Impressive as this might be, personally, the most interesting part about Moyenne Island was the persistence of its abundant pirate stories. There’s plenty of literature adding credibility to local legends that speak of a treasure amounting to about GBP 30,000,000 hidden on the island. The minuscule island cemetery which housed two tombs when Grimshaw purchased the island dates back to 1892, a period when pirates were very active in the Indian Ocean, and some writing suggests that those pirates were using some of Seychelles’ well scattered islands as a lair. It is thought that some pirates would kill a slave and bury him with their wealth, so his spirit would guard their booty until they returned. This belief seems more validated by whispers of a ghost jealously guarding his treasure upon Moyenne Island. Grimshaw himself made two official digs in the quest for this promised treasure in his 40 years upon the island, but encountered difficulties on both occasions, eventually abandoning the idea for fear of antagonising the fabled spirits that guard the graves. It was only much later he heard about a local legend that says “if a person dreams about a treasure they can dig and find it, but if anyone else digs then they will find specifically charcoal and nothing else”, which is particularly peculiar, given he actually struck upon charcoal on both occasions. The island cemetery today houses 4 graves – Grimshaw buried his father next to a grave he had already dug for himself in the 1990s, in which he was himself lowered when he finally called it a day in 2012. The story of Brendon Grimshaw & Rene Lafortune closely resembles that of a modern-day Robinson Crusoe. Read a wonderful account of his life here as described by Simon Reeves for a BBC series on the Indian Ocean.

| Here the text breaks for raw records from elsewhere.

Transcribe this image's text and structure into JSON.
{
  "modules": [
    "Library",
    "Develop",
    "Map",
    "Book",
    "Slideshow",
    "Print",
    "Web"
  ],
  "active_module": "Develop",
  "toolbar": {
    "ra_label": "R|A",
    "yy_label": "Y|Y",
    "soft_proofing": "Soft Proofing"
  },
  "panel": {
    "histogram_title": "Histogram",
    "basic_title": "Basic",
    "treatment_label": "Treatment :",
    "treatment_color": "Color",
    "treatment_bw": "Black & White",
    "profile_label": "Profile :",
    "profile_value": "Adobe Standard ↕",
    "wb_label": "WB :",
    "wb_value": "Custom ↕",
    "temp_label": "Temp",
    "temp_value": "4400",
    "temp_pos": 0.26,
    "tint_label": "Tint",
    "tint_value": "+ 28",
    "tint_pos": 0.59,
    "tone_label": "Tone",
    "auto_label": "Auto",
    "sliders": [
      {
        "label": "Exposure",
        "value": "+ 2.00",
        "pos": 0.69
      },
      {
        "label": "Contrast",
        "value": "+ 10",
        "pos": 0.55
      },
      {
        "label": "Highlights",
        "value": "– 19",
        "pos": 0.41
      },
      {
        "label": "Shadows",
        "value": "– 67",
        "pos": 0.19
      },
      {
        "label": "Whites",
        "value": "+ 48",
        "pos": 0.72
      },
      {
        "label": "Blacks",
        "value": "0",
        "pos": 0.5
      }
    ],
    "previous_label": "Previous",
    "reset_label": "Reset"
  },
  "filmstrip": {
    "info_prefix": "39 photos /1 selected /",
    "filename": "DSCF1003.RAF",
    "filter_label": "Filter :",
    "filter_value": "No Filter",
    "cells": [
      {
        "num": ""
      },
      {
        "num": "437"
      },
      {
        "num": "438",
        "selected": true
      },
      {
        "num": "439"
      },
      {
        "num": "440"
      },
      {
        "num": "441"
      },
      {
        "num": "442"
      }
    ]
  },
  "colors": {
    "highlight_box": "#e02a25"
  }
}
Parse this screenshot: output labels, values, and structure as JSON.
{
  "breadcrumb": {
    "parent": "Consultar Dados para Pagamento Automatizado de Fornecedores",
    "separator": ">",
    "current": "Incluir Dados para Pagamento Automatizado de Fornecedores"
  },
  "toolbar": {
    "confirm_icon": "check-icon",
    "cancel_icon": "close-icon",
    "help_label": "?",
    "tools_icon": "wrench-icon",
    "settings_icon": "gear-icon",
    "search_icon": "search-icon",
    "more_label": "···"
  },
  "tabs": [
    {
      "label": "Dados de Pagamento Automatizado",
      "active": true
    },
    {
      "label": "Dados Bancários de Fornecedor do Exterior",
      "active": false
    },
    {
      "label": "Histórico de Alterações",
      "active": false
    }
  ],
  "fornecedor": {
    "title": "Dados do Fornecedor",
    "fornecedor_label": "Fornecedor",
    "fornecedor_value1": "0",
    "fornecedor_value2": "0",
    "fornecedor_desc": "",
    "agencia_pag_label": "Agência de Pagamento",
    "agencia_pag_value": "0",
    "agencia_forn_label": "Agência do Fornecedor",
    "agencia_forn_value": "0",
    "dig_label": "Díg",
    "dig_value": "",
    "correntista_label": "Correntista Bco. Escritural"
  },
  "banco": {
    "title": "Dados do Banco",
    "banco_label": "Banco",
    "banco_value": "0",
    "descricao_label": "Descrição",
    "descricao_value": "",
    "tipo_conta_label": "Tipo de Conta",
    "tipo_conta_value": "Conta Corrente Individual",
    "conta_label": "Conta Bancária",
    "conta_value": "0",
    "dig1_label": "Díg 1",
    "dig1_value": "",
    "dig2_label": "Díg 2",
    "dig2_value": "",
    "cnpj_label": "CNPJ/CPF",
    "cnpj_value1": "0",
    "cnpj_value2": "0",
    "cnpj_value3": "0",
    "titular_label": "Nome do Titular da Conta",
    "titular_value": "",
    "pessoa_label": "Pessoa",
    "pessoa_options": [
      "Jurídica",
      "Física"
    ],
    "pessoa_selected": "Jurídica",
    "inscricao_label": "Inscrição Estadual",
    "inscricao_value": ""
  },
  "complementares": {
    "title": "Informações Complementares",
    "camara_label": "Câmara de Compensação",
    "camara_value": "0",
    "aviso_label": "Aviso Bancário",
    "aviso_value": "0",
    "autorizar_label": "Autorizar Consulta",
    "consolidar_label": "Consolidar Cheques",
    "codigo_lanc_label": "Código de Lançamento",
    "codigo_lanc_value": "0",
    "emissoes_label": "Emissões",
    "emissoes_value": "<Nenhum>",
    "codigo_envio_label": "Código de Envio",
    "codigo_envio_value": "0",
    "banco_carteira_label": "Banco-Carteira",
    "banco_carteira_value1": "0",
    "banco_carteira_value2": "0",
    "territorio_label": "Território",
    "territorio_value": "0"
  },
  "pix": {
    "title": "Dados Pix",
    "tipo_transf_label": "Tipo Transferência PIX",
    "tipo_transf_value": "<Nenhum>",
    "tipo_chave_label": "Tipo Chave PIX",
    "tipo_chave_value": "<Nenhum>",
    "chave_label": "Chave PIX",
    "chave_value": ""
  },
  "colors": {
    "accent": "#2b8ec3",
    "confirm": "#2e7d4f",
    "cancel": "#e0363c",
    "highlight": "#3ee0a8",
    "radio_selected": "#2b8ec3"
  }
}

Round Island (or Ile Ronde) was an erstwhile leper colony, and in the present day houses a spectacular luxury resort by the name of Enchanted Island Resort. Long Island (or Ile Longue) which was formerly used as a quarantine zone, today houses a state prison with more than a 100 inmates – some of whom may or may not be Somali pirates! Hurrrhurrrr! Ile Cachee which is probably the smallest of the lot is a nesting ground for sea-birds and is left largely undisturbed.
The National Park is a treasure trove of natural wildlife, particularly under the water. This is the first time I’ve seen coral life outside of National Geographic & Discovery Channel, and I was truly mesmerised by the aesthetic brilliance of Mother Nature. The park has one of the largest sea-weed meadows within Seychelles and if you’re lucky, you can apparently watch green turtles feeding on them. Sightings of Hawksbill turtles or bottle-nosed dolphins are also a very real possibility. I would whole-heartedly recommend an entire day in the marine park and ideally even an overnight stay on one of the islands to travellers in Seychelles.